Data listing:
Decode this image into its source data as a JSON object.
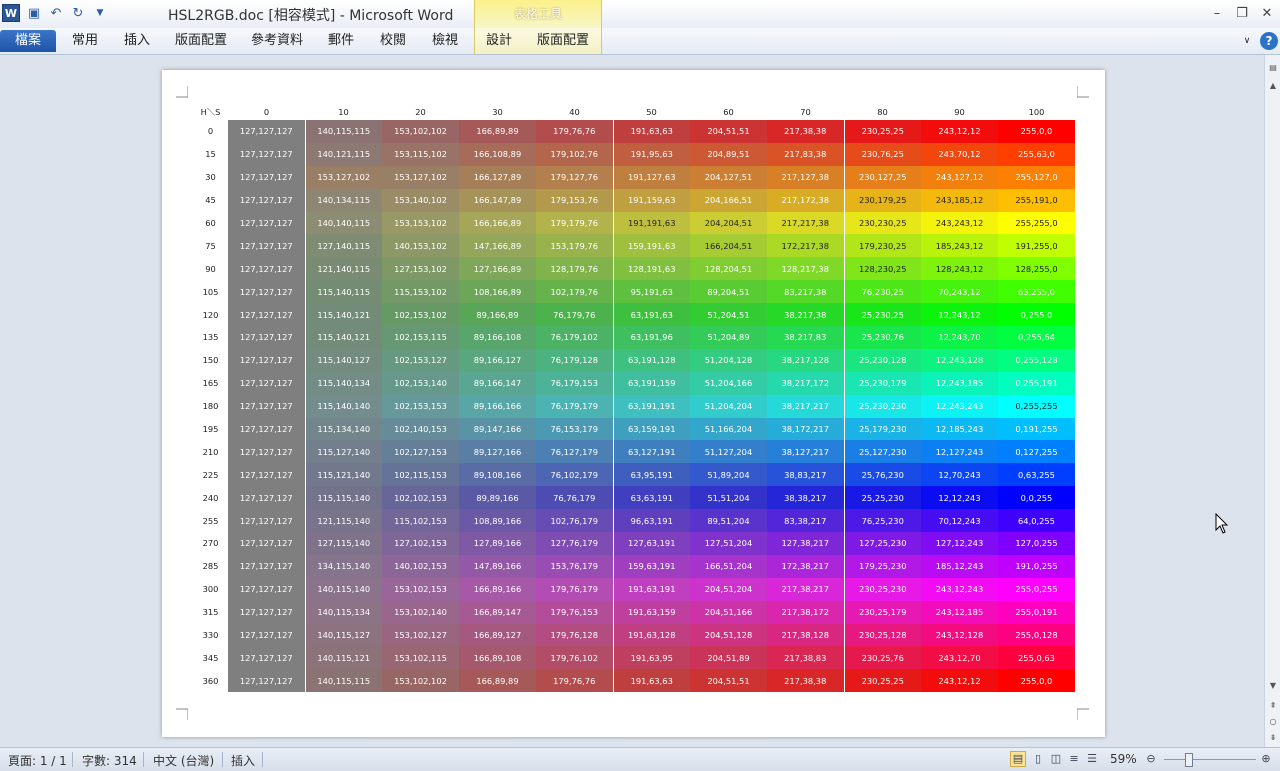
{
  "window": {
    "title": "HSL2RGB.doc [相容模式] - Microsoft Word",
    "context_tab_group": "表格工具"
  },
  "qat": {
    "save": "save-icon",
    "undo": "undo-icon",
    "redo": "redo-icon"
  },
  "ribbon": {
    "file_tab": "檔案",
    "tabs": [
      "常用",
      "插入",
      "版面配置",
      "參考資料",
      "郵件",
      "校閱",
      "檢視"
    ],
    "context_tabs": [
      "設計",
      "版面配置"
    ]
  },
  "table": {
    "corner": "H＼S",
    "s_headers": [
      "0",
      "10",
      "20",
      "30",
      "40",
      "50",
      "60",
      "70",
      "80",
      "90",
      "100"
    ],
    "h_values": [
      "0",
      "15",
      "30",
      "45",
      "60",
      "75",
      "90",
      "105",
      "120",
      "135",
      "150",
      "165",
      "180",
      "195",
      "210",
      "225",
      "240",
      "255",
      "270",
      "285",
      "300",
      "315",
      "330",
      "345",
      "360"
    ],
    "rows": [
      [
        "127,127,127",
        "140,115,115",
        "153,102,102",
        "166,89,89",
        "179,76,76",
        "191,63,63",
        "204,51,51",
        "217,38,38",
        "230,25,25",
        "243,12,12",
        "255,0,0"
      ],
      [
        "127,127,127",
        "140,121,115",
        "153,115,102",
        "166,108,89",
        "179,102,76",
        "191,95,63",
        "204,89,51",
        "217,83,38",
        "230,76,25",
        "243,70,12",
        "255,63,0"
      ],
      [
        "127,127,127",
        "153,127,102",
        "153,127,102",
        "166,127,89",
        "179,127,76",
        "191,127,63",
        "204,127,51",
        "217,127,38",
        "230,127,25",
        "243,127,12",
        "255,127,0"
      ],
      [
        "127,127,127",
        "140,134,115",
        "153,140,102",
        "166,147,89",
        "179,153,76",
        "191,159,63",
        "204,166,51",
        "217,172,38",
        "230,179,25",
        "243,185,12",
        "255,191,0"
      ],
      [
        "127,127,127",
        "140,140,115",
        "153,153,102",
        "166,166,89",
        "179,179,76",
        "191,191,63",
        "204,204,51",
        "217,217,38",
        "230,230,25",
        "243,243,12",
        "255,255,0"
      ],
      [
        "127,127,127",
        "127,140,115",
        "140,153,102",
        "147,166,89",
        "153,179,76",
        "159,191,63",
        "166,204,51",
        "172,217,38",
        "179,230,25",
        "185,243,12",
        "191,255,0"
      ],
      [
        "127,127,127",
        "121,140,115",
        "127,153,102",
        "127,166,89",
        "128,179,76",
        "128,191,63",
        "128,204,51",
        "128,217,38",
        "128,230,25",
        "128,243,12",
        "128,255,0"
      ],
      [
        "127,127,127",
        "115,140,115",
        "115,153,102",
        "108,166,89",
        "102,179,76",
        "95,191,63",
        "89,204,51",
        "83,217,38",
        "76,230,25",
        "70,243,12",
        "63,255,0"
      ],
      [
        "127,127,127",
        "115,140,121",
        "102,153,102",
        "89,166,89",
        "76,179,76",
        "63,191,63",
        "51,204,51",
        "38,217,38",
        "25,230,25",
        "12,243,12",
        "0,255,0"
      ],
      [
        "127,127,127",
        "115,140,121",
        "102,153,115",
        "89,166,108",
        "76,179,102",
        "63,191,96",
        "51,204,89",
        "38,217,83",
        "25,230,76",
        "12,243,70",
        "0,255,64"
      ],
      [
        "127,127,127",
        "115,140,127",
        "102,153,127",
        "89,166,127",
        "76,179,128",
        "63,191,128",
        "51,204,128",
        "38,217,128",
        "25,230,128",
        "12,243,128",
        "0,255,128"
      ],
      [
        "127,127,127",
        "115,140,134",
        "102,153,140",
        "89,166,147",
        "76,179,153",
        "63,191,159",
        "51,204,166",
        "38,217,172",
        "25,230,179",
        "12,243,185",
        "0,255,191"
      ],
      [
        "127,127,127",
        "115,140,140",
        "102,153,153",
        "89,166,166",
        "76,179,179",
        "63,191,191",
        "51,204,204",
        "38,217,217",
        "25,230,230",
        "12,243,243",
        "0,255,255"
      ],
      [
        "127,127,127",
        "115,134,140",
        "102,140,153",
        "89,147,166",
        "76,153,179",
        "63,159,191",
        "51,166,204",
        "38,172,217",
        "25,179,230",
        "12,185,243",
        "0,191,255"
      ],
      [
        "127,127,127",
        "115,127,140",
        "102,127,153",
        "89,127,166",
        "76,127,179",
        "63,127,191",
        "51,127,204",
        "38,127,217",
        "25,127,230",
        "12,127,243",
        "0,127,255"
      ],
      [
        "127,127,127",
        "115,121,140",
        "102,115,153",
        "89,108,166",
        "76,102,179",
        "63,95,191",
        "51,89,204",
        "38,83,217",
        "25,76,230",
        "12,70,243",
        "0,63,255"
      ],
      [
        "127,127,127",
        "115,115,140",
        "102,102,153",
        "89,89,166",
        "76,76,179",
        "63,63,191",
        "51,51,204",
        "38,38,217",
        "25,25,230",
        "12,12,243",
        "0,0,255"
      ],
      [
        "127,127,127",
        "121,115,140",
        "115,102,153",
        "108,89,166",
        "102,76,179",
        "96,63,191",
        "89,51,204",
        "83,38,217",
        "76,25,230",
        "70,12,243",
        "64,0,255"
      ],
      [
        "127,127,127",
        "127,115,140",
        "127,102,153",
        "127,89,166",
        "127,76,179",
        "127,63,191",
        "127,51,204",
        "127,38,217",
        "127,25,230",
        "127,12,243",
        "127,0,255"
      ],
      [
        "127,127,127",
        "134,115,140",
        "140,102,153",
        "147,89,166",
        "153,76,179",
        "159,63,191",
        "166,51,204",
        "172,38,217",
        "179,25,230",
        "185,12,243",
        "191,0,255"
      ],
      [
        "127,127,127",
        "140,115,140",
        "153,102,153",
        "166,89,166",
        "179,76,179",
        "191,63,191",
        "204,51,204",
        "217,38,217",
        "230,25,230",
        "243,12,243",
        "255,0,255"
      ],
      [
        "127,127,127",
        "140,115,134",
        "153,102,140",
        "166,89,147",
        "179,76,153",
        "191,63,159",
        "204,51,166",
        "217,38,172",
        "230,25,179",
        "243,12,185",
        "255,0,191"
      ],
      [
        "127,127,127",
        "140,115,127",
        "153,102,127",
        "166,89,127",
        "179,76,128",
        "191,63,128",
        "204,51,128",
        "217,38,128",
        "230,25,128",
        "243,12,128",
        "255,0,128"
      ],
      [
        "127,127,127",
        "140,115,121",
        "153,102,115",
        "166,89,108",
        "179,76,102",
        "191,63,95",
        "204,51,89",
        "217,38,83",
        "230,25,76",
        "243,12,70",
        "255,0,63"
      ],
      [
        "127,127,127",
        "140,115,115",
        "153,102,102",
        "166,89,89",
        "179,76,76",
        "191,63,63",
        "204,51,51",
        "217,38,38",
        "230,25,25",
        "243,12,12",
        "255,0,0"
      ]
    ]
  },
  "status": {
    "page": "頁面: 1 / 1",
    "words": "字數: 314",
    "language": "中文 (台灣)",
    "mode": "插入",
    "zoom": "59%"
  }
}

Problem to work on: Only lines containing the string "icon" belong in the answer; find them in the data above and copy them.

Solution to this problem:
    "save": "save-icon",
    "undo": "undo-icon",
    "redo": "redo-icon"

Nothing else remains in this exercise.